> Exercise brief: As the answer, give a copy of each line below that includes the word "Open".

> Data to process:
((
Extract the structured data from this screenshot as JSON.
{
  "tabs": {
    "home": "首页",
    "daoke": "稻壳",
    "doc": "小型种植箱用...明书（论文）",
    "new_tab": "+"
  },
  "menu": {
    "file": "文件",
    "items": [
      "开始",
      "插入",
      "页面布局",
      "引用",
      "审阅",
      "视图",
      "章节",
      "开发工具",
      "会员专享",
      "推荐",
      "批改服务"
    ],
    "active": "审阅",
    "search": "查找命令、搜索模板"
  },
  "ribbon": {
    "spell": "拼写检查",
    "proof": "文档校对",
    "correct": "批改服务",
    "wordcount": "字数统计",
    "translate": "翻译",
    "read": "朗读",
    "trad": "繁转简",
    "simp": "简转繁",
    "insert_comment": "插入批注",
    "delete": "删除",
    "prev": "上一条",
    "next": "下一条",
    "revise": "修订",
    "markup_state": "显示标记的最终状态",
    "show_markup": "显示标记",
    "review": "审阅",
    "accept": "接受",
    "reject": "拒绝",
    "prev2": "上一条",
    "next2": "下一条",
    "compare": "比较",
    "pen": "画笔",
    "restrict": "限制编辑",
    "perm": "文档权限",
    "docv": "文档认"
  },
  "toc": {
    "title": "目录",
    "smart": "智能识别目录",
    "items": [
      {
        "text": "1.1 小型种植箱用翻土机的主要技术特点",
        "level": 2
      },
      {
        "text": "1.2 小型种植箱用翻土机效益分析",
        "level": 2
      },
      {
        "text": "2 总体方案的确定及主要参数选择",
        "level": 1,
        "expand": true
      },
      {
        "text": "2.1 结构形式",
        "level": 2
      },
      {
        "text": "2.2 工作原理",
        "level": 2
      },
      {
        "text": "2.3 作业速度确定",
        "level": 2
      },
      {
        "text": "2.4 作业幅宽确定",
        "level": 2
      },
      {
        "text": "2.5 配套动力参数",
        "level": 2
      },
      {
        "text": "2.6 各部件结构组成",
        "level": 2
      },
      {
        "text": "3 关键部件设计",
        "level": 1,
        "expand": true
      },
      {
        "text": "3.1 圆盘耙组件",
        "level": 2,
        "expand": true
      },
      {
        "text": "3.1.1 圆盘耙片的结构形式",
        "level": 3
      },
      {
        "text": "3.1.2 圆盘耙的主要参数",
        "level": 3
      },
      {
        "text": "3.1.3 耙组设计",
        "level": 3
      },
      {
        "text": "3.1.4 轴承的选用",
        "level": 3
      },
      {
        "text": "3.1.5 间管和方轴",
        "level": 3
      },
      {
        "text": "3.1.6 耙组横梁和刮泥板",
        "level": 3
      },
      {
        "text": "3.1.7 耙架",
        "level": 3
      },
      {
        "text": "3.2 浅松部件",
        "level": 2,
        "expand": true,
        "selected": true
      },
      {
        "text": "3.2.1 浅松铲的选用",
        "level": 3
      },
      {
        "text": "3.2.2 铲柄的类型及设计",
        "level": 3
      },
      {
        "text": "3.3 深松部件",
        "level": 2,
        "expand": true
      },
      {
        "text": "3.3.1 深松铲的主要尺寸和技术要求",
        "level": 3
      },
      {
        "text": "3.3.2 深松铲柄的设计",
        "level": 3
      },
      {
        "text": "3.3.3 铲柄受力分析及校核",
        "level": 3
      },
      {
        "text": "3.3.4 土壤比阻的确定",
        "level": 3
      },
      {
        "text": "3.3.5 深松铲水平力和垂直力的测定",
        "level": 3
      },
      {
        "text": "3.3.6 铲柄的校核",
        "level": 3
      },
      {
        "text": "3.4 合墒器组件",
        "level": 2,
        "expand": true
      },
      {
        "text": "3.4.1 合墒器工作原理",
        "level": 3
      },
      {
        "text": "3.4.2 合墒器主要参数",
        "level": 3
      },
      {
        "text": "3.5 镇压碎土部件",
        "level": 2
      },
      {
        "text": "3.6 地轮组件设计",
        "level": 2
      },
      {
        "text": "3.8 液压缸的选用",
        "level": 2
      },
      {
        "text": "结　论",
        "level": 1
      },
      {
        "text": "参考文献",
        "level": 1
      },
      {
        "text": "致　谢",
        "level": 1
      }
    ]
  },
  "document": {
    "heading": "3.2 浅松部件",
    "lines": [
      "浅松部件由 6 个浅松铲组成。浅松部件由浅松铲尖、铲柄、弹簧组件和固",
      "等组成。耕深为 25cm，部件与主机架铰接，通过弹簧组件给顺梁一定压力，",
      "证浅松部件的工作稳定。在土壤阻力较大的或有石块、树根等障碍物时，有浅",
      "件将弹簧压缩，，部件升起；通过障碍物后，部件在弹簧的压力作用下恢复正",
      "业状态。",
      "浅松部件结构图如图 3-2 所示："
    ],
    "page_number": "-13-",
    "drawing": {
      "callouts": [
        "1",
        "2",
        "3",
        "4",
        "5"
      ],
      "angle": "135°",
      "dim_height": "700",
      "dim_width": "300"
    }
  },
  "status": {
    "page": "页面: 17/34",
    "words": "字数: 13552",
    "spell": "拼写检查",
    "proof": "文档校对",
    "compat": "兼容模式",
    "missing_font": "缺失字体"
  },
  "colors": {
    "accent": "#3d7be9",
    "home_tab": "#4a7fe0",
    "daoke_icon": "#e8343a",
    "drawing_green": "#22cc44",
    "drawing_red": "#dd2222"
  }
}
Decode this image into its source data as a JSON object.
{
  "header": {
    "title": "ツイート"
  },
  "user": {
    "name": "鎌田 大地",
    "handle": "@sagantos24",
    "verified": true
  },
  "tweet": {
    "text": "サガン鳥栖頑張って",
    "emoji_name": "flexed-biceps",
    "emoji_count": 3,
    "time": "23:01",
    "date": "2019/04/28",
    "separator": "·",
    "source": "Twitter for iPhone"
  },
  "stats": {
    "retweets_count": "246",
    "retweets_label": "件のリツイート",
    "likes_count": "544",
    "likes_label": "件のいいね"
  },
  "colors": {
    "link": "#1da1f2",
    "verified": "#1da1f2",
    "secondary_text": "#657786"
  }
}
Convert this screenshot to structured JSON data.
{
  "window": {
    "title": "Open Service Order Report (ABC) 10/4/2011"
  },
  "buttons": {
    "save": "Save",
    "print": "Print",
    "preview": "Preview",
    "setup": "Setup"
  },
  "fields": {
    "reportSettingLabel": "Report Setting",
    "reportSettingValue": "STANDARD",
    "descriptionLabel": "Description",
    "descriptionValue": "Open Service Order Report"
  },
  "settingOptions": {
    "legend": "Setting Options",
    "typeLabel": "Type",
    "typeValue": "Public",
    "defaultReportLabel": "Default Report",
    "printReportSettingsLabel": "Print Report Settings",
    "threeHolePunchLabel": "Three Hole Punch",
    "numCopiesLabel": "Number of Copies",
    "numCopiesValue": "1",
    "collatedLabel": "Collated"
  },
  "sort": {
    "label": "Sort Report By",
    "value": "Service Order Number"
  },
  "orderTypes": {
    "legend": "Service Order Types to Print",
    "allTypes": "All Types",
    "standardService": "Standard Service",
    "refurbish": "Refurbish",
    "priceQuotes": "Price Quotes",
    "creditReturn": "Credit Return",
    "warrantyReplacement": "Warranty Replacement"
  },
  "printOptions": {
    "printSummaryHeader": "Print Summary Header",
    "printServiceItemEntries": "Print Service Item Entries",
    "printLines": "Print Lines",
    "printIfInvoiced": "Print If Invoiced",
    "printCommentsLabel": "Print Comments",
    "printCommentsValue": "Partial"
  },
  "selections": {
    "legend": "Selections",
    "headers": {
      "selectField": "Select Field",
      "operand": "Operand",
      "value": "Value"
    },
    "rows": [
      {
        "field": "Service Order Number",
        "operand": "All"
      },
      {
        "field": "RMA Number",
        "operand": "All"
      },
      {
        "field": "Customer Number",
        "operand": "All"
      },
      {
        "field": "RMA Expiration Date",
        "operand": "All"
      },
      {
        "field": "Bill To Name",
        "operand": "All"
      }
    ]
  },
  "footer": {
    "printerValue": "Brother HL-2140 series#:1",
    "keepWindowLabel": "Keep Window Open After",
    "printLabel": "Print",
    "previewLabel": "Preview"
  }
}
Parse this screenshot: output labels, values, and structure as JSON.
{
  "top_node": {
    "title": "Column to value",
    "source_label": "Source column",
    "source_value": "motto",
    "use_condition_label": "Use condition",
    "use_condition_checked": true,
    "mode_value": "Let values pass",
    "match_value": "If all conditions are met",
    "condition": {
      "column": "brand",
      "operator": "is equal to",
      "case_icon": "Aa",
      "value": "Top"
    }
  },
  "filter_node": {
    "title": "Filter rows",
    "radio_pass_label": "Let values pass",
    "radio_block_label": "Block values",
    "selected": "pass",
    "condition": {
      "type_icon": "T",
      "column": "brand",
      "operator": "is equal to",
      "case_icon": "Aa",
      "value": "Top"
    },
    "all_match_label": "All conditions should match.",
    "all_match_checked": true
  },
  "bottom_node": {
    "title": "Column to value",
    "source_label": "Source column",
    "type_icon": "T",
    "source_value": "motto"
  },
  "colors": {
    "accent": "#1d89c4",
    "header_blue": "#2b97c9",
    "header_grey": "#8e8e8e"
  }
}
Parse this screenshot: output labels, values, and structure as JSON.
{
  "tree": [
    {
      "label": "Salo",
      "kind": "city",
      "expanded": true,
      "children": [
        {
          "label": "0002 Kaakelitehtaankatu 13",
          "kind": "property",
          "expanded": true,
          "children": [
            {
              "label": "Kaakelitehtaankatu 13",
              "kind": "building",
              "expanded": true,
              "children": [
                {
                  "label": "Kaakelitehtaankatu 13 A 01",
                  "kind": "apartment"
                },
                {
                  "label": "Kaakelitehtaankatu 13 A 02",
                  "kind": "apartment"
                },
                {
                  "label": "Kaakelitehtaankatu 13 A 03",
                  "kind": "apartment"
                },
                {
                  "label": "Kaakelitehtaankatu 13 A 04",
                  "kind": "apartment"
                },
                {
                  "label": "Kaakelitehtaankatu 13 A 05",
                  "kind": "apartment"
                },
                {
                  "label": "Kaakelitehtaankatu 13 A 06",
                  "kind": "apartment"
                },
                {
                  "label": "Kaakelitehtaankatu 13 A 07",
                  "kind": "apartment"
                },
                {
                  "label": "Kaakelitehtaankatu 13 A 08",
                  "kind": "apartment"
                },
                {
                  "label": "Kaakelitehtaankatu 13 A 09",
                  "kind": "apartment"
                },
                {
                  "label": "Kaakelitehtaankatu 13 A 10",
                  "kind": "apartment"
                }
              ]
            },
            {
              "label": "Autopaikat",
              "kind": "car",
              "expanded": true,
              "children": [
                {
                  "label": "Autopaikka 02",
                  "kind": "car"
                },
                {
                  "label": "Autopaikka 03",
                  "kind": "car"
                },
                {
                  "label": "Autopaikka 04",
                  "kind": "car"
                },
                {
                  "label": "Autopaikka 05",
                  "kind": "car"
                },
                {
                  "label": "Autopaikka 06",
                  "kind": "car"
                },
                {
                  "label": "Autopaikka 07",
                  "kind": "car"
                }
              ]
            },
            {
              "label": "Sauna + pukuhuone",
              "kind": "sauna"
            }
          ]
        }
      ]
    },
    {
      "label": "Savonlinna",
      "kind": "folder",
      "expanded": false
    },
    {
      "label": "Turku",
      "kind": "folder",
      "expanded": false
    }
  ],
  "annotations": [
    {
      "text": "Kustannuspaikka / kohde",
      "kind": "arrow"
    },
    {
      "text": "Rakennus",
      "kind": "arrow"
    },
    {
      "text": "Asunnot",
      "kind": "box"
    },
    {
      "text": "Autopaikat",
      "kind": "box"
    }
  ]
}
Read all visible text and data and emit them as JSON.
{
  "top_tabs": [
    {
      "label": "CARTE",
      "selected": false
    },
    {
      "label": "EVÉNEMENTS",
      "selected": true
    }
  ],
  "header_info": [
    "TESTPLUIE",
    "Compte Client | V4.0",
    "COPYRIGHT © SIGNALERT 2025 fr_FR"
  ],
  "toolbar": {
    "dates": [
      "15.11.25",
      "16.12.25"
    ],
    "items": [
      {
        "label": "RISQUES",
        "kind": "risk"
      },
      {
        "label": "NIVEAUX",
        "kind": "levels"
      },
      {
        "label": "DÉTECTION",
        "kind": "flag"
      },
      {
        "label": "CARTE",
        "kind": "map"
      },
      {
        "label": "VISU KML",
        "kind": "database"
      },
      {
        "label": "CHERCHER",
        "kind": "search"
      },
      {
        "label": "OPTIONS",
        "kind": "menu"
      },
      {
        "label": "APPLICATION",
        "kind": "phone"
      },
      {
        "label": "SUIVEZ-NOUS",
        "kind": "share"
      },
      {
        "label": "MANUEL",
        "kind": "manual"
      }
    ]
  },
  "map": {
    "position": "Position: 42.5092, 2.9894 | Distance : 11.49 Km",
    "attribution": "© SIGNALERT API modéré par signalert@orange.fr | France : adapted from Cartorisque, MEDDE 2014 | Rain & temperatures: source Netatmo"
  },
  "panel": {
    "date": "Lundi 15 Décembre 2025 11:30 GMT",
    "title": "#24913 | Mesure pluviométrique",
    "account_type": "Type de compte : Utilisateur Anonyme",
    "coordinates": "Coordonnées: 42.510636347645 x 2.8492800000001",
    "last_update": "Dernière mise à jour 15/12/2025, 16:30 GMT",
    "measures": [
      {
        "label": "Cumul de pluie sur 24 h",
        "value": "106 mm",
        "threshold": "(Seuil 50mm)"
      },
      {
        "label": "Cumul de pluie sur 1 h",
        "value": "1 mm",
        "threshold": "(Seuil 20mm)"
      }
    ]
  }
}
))
> Written response:
    "title": "Open Service Order Report (ABC) 10/4/2011"
    "descriptionValue": "Open Service Order Report"
    "keepWindowLabel": "Keep Window Open After",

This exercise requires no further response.